Adaptation strategies of livestock system to climate change

Climate change affects the biomass production of grasslands, hence its carrying capacity to sustain the livestock. Also, due to climate change drought and heat waves are more frequent which affects animal health. Therefore, it is important to mitigate climate change to adapt to the changes in the agriculture sector. Mitigation could arise through lowering the emission of methane and nitrogen oxide of the farms and increasing the carbon sequestration of grasslands. Carbon sequestration could be increased by proper land use management. Therefore, it is important to investigate the effect of different management types (mowing, grazing) on grassland.

During our research we are seeking for an optimal mowing and grazing intensity which enhances the grasslands’ carbon capture capacity.

The carbon balance of the grasslands is observed with eddy covariance towers and the lateral carbon flux is estimated through field and aerial based biomass surveys.

Participants and publications :
Dr. Nagy Zoltán, Dr. Balogh János, Dr. Pintér Kriszta, Dr. Péli Evelin, Cserhalmi Dóra, Papp Marianna, Koncz Péter
Find at People

  • Publications of the MTA-SZIE Plant Ecology Research Group
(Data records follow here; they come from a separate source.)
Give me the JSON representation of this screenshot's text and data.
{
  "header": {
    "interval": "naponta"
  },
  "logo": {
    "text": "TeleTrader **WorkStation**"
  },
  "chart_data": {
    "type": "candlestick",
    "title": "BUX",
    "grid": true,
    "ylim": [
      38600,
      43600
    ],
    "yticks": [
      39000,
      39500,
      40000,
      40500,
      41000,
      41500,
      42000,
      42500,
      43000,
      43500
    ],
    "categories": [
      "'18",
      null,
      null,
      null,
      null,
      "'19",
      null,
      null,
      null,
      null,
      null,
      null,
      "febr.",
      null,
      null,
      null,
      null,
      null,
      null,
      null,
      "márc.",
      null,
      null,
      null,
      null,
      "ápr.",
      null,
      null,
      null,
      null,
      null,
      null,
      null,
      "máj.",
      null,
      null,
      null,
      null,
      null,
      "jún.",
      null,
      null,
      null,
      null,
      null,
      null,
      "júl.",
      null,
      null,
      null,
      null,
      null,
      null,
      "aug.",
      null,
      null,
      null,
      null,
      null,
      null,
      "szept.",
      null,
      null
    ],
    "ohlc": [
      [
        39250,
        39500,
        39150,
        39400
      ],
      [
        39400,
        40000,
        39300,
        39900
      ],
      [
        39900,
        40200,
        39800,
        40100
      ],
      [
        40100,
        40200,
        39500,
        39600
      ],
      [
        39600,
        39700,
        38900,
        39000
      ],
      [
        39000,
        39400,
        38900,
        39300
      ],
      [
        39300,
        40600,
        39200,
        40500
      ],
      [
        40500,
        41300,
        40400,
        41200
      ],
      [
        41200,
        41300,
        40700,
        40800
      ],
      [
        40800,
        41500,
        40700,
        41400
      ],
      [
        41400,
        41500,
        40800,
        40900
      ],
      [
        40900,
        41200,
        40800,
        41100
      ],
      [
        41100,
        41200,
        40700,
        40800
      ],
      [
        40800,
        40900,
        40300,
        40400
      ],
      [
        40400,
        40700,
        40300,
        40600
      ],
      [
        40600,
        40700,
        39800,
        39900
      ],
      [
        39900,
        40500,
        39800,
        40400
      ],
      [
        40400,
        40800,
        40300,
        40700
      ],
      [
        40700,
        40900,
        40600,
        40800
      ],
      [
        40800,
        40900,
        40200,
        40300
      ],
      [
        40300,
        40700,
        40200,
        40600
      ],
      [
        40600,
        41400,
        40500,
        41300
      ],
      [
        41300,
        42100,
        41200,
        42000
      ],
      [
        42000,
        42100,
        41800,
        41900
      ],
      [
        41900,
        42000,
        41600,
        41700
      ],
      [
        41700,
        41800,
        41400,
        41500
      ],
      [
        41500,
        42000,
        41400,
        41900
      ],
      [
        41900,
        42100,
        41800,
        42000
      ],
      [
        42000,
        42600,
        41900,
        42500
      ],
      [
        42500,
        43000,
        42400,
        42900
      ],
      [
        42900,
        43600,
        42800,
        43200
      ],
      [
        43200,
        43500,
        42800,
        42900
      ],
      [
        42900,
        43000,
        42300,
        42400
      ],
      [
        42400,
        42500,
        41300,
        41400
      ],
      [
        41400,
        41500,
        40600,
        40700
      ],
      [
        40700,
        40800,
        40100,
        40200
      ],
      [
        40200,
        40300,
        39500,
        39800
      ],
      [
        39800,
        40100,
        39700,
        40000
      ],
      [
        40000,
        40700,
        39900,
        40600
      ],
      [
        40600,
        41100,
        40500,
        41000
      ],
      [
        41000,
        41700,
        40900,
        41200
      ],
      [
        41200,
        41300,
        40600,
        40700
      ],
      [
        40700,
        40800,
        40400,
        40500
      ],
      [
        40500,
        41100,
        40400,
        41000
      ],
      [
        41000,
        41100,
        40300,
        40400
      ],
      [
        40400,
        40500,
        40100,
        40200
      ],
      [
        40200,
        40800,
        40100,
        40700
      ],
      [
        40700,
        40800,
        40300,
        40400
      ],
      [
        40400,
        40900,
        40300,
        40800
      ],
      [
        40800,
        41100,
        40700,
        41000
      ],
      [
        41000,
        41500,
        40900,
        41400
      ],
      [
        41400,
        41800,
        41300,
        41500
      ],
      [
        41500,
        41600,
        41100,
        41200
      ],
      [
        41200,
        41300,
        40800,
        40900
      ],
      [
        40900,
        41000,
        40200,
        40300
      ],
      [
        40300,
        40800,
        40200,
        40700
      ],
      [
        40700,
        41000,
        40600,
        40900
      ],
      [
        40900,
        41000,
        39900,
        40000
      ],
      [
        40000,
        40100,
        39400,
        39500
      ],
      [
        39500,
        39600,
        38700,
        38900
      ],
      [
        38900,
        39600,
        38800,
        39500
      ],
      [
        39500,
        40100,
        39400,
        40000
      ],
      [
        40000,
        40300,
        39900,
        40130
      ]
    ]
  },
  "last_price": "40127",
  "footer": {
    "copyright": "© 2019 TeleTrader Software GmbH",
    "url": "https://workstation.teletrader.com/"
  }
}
  • Koncz, P., Pintér, K., Balogh, J. et al. (2017) Extensive grazing in contrast to mowing is climate-friendly based on the farm-scale greenhouse gas balance Agriculture, Ecosystems & Environment, 240, 121–134.